(Items from an interface collection)
= = = = =

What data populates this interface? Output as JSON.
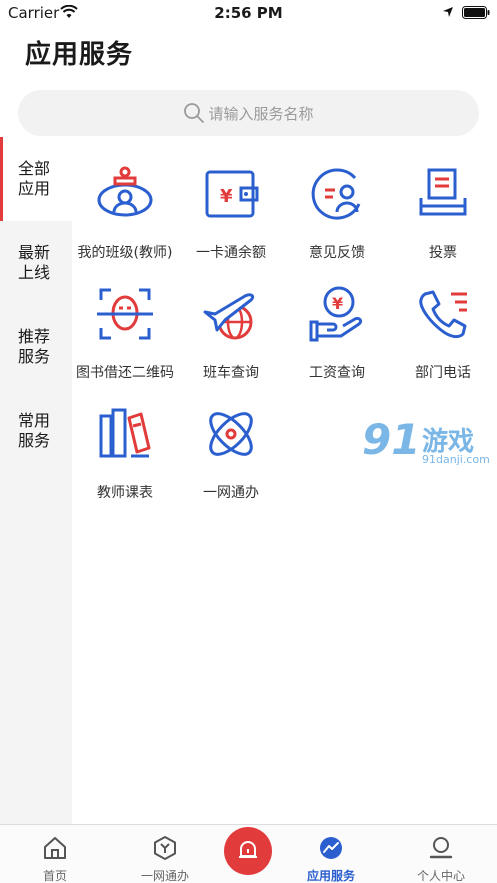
{
  "status_bar": {
    "carrier": "Carrier",
    "time": "2:56 PM"
  },
  "page": {
    "title": "应用服务"
  },
  "search": {
    "placeholder": "请输入服务名称"
  },
  "sidebar": {
    "items": [
      {
        "label": "全部应用",
        "active": true
      },
      {
        "label": "最新上线",
        "active": false
      },
      {
        "label": "推荐服务",
        "active": false
      },
      {
        "label": "常用服务",
        "active": false
      }
    ]
  },
  "services": [
    {
      "label": "我的班级(教师)",
      "icon": "class-icon"
    },
    {
      "label": "一卡通余额",
      "icon": "wallet-icon"
    },
    {
      "label": "意见反馈",
      "icon": "feedback-icon"
    },
    {
      "label": "投票",
      "icon": "vote-icon"
    },
    {
      "label": "图书借还二维码",
      "icon": "face-scan-icon"
    },
    {
      "label": "班车查询",
      "icon": "plane-globe-icon"
    },
    {
      "label": "工资查询",
      "icon": "salary-hand-icon"
    },
    {
      "label": "部门电话",
      "icon": "phone-icon"
    },
    {
      "label": "教师课表",
      "icon": "books-icon"
    },
    {
      "label": "一网通办",
      "icon": "atom-icon"
    }
  ],
  "watermark": {
    "number": "91",
    "name": "游戏",
    "url": "91danji.com"
  },
  "tabbar": {
    "tabs": [
      {
        "label": "首页",
        "icon": "home-icon"
      },
      {
        "label": "一网通办",
        "icon": "hexagon-icon"
      },
      {
        "label": "应用服务",
        "icon": "chart-icon",
        "active": true
      },
      {
        "label": "个人中心",
        "icon": "user-icon"
      }
    ]
  },
  "colors": {
    "accent_blue": "#2b5fcf",
    "accent_red": "#e23b3b"
  }
}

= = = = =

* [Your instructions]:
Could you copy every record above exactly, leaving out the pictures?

* [Answer space]:
What data populates this interface? Output as JSON.
{
  "status_bar": {
    "carrier": "Carrier",
    "time": "2:56 PM"
  },
  "page": {
    "title": "应用服务"
  },
  "search": {
    "placeholder": "请输入服务名称"
  },
  "sidebar": {
    "items": [
      {
        "label": "全部应用",
        "active": true
      },
      {
        "label": "最新上线",
        "active": false
      },
      {
        "label": "推荐服务",
        "active": false
      },
      {
        "label": "常用服务",
        "active": false
      }
    ]
  },
  "services": [
    {
      "label": "我的班级(教师)",
      "icon": "class-icon"
    },
    {
      "label": "一卡通余额",
      "icon": "wallet-icon"
    },
    {
      "label": "意见反馈",
      "icon": "feedback-icon"
    },
    {
      "label": "投票",
      "icon": "vote-icon"
    },
    {
      "label": "图书借还二维码",
      "icon": "face-scan-icon"
    },
    {
      "label": "班车查询",
      "icon": "plane-globe-icon"
    },
    {
      "label": "工资查询",
      "icon": "salary-hand-icon"
    },
    {
      "label": "部门电话",
      "icon": "phone-icon"
    },
    {
      "label": "教师课表",
      "icon": "books-icon"
    },
    {
      "label": "一网通办",
      "icon": "atom-icon"
    }
  ],
  "watermark": {
    "number": "91",
    "name": "游戏",
    "url": "91danji.com"
  },
  "tabbar": {
    "tabs": [
      {
        "label": "首页",
        "icon": "home-icon"
      },
      {
        "label": "一网通办",
        "icon": "hexagon-icon"
      },
      {
        "label": "应用服务",
        "icon": "chart-icon",
        "active": true
      },
      {
        "label": "个人中心",
        "icon": "user-icon"
      }
    ]
  },
  "colors": {
    "accent_blue": "#2b5fcf",
    "accent_red": "#e23b3b"
  }
}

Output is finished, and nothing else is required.